* _Task to carry out_: An exact reproduction of the listing is wanted, with the pictures dropped.

* _Task input_:
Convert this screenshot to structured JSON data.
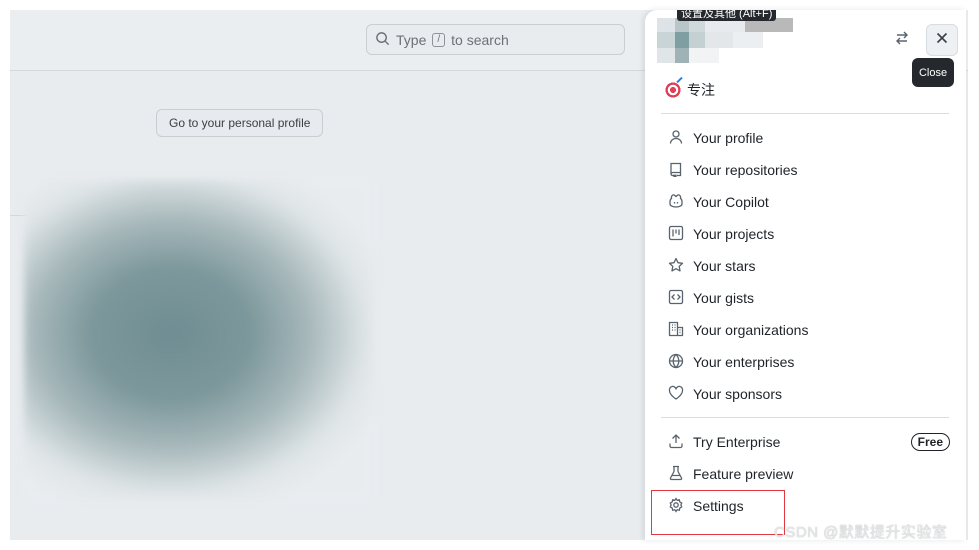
{
  "background": {
    "search": {
      "prefix": "Type",
      "key": "/",
      "suffix": "to search"
    },
    "profile_button": "Go to your personal profile"
  },
  "top_tooltip": "设置及其他 (Alt+F)",
  "panel": {
    "close_tooltip": "Close",
    "status": {
      "label": "专注",
      "emoji": "target-emoji"
    },
    "group1": [
      {
        "label": "Your profile",
        "icon": "person-icon"
      },
      {
        "label": "Your repositories",
        "icon": "repo-icon"
      },
      {
        "label": "Your Copilot",
        "icon": "copilot-icon"
      },
      {
        "label": "Your projects",
        "icon": "project-icon"
      },
      {
        "label": "Your stars",
        "icon": "star-icon"
      },
      {
        "label": "Your gists",
        "icon": "code-square-icon"
      },
      {
        "label": "Your organizations",
        "icon": "organization-icon"
      },
      {
        "label": "Your enterprises",
        "icon": "globe-icon"
      },
      {
        "label": "Your sponsors",
        "icon": "heart-icon"
      }
    ],
    "group2": [
      {
        "label": "Try Enterprise",
        "icon": "upload-icon",
        "badge": "Free"
      },
      {
        "label": "Feature preview",
        "icon": "beaker-icon"
      },
      {
        "label": "Settings",
        "icon": "gear-icon"
      }
    ]
  },
  "watermark": "CSDN @默默提升实验室",
  "colors": {
    "highlight": "#e0393e",
    "tooltip_bg": "#25292e"
  }
}
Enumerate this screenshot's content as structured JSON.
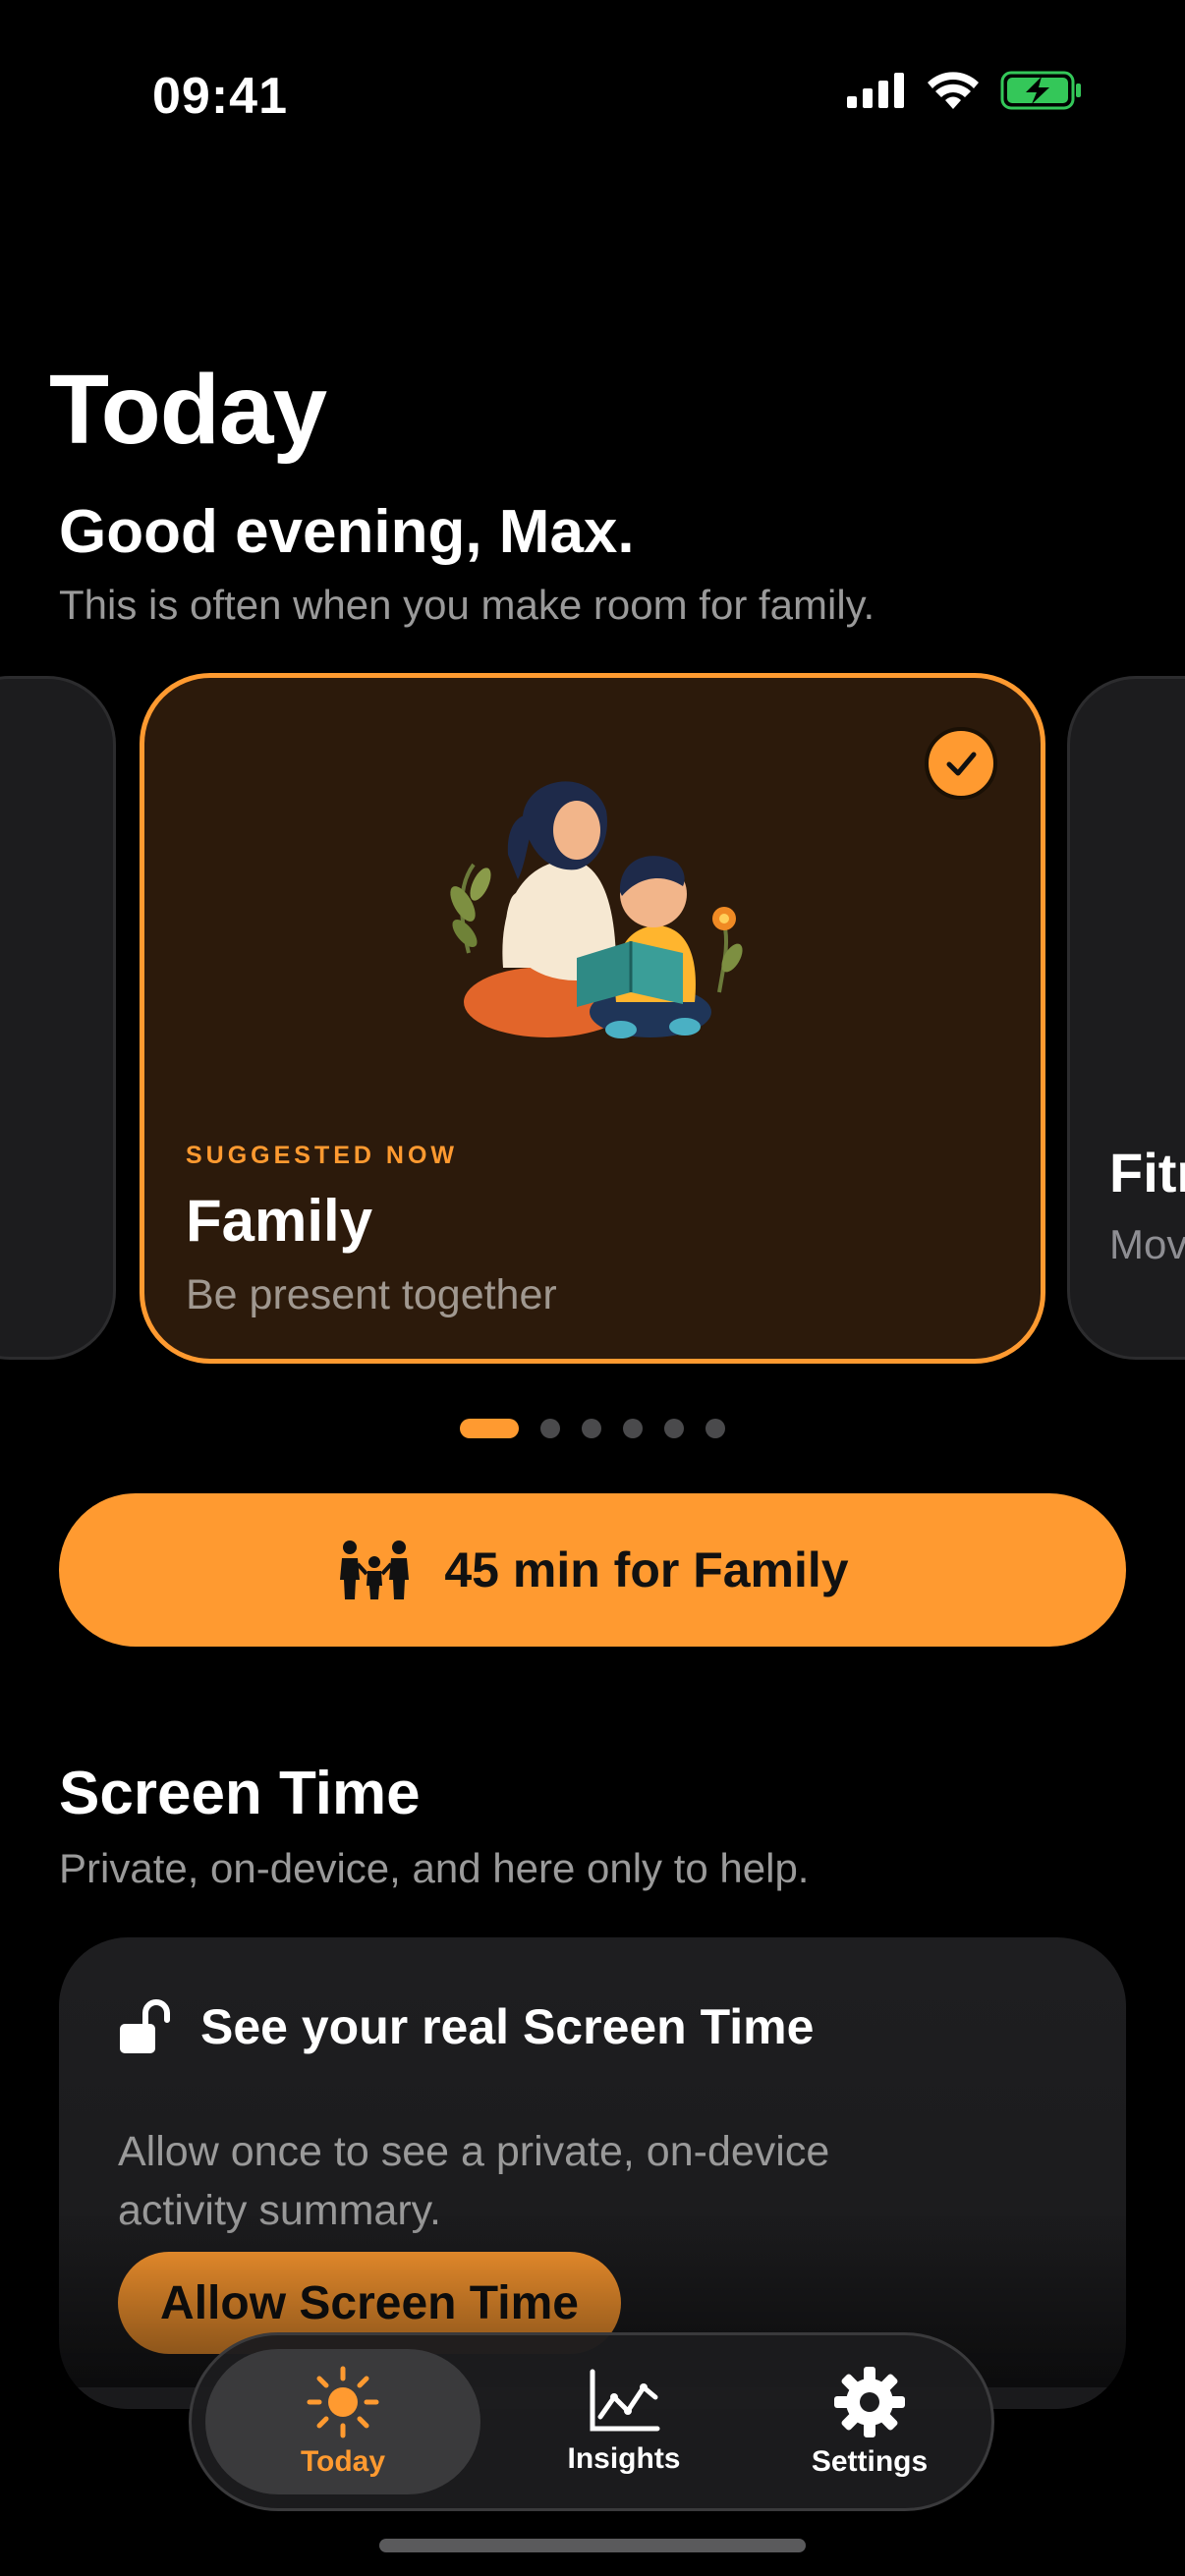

* _Solved problem_:
Convert this screenshot to structured JSON data.
{
  "background": {
    "search": {
      "prefix": "Type",
      "key": "/",
      "suffix": "to search"
    },
    "profile_button": "Go to your personal profile"
  },
  "top_tooltip": "设置及其他 (Alt+F)",
  "panel": {
    "close_tooltip": "Close",
    "status": {
      "label": "专注",
      "emoji": "target-emoji"
    },
    "group1": [
      {
        "label": "Your profile",
        "icon": "person-icon"
      },
      {
        "label": "Your repositories",
        "icon": "repo-icon"
      },
      {
        "label": "Your Copilot",
        "icon": "copilot-icon"
      },
      {
        "label": "Your projects",
        "icon": "project-icon"
      },
      {
        "label": "Your stars",
        "icon": "star-icon"
      },
      {
        "label": "Your gists",
        "icon": "code-square-icon"
      },
      {
        "label": "Your organizations",
        "icon": "organization-icon"
      },
      {
        "label": "Your enterprises",
        "icon": "globe-icon"
      },
      {
        "label": "Your sponsors",
        "icon": "heart-icon"
      }
    ],
    "group2": [
      {
        "label": "Try Enterprise",
        "icon": "upload-icon",
        "badge": "Free"
      },
      {
        "label": "Feature preview",
        "icon": "beaker-icon"
      },
      {
        "label": "Settings",
        "icon": "gear-icon"
      }
    ]
  },
  "watermark": "CSDN @默默提升实验室",
  "colors": {
    "highlight": "#e0393e",
    "tooltip_bg": "#25292e"
  }
}
Enumerate this screenshot's content as structured JSON.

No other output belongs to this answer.